Task description
Go line by line through the records below. Copy whichever lines contain the string "true".

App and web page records
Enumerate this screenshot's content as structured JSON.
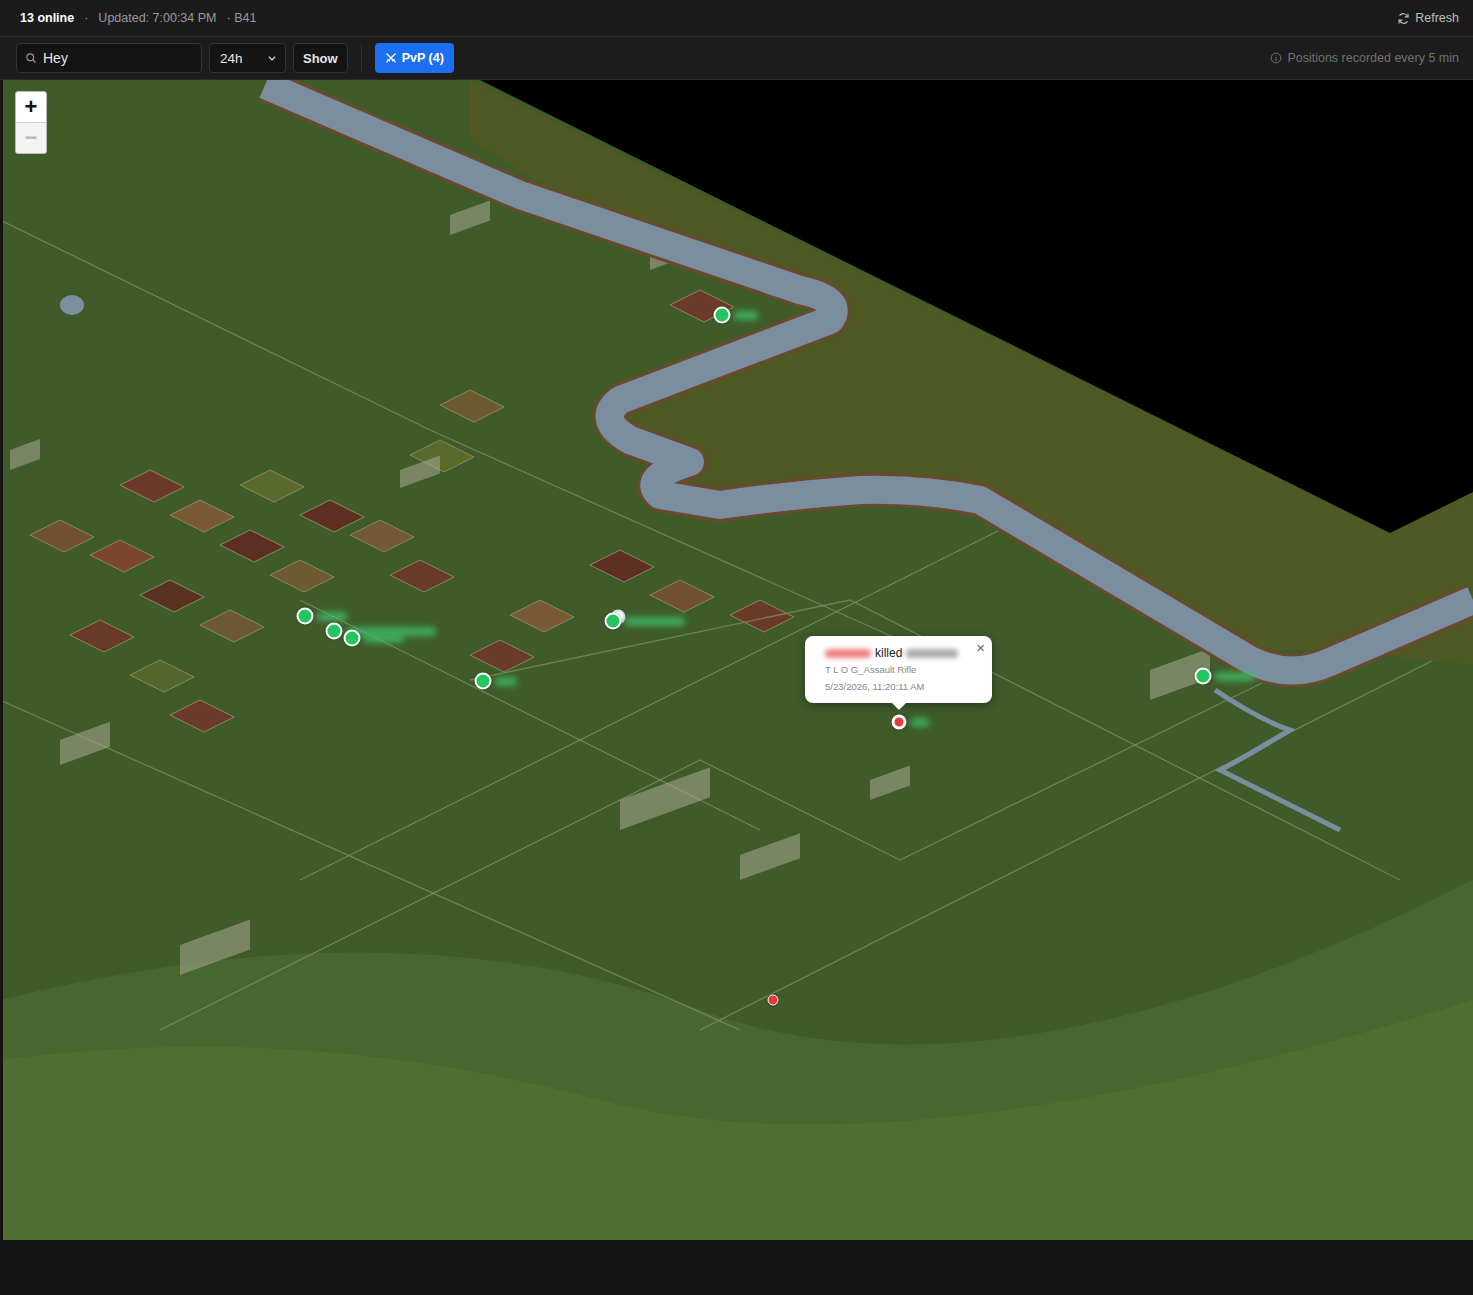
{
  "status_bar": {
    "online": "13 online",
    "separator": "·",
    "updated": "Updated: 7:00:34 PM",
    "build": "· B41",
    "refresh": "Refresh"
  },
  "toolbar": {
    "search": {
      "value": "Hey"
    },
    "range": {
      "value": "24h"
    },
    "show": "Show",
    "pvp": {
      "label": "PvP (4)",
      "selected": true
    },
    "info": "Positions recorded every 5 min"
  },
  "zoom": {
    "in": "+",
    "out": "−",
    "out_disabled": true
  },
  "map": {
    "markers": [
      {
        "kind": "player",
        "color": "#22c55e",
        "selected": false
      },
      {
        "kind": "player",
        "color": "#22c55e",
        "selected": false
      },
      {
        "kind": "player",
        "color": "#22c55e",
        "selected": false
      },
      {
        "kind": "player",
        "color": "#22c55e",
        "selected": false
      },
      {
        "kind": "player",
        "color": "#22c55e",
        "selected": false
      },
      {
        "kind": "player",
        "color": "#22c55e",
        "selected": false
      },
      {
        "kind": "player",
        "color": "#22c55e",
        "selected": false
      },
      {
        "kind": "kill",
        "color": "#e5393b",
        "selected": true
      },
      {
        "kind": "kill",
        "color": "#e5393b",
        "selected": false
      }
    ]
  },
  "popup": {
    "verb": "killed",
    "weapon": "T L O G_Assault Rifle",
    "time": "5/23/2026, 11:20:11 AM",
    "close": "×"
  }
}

Exercise result
      "selected": true
    "out_disabled": true
        "selected": true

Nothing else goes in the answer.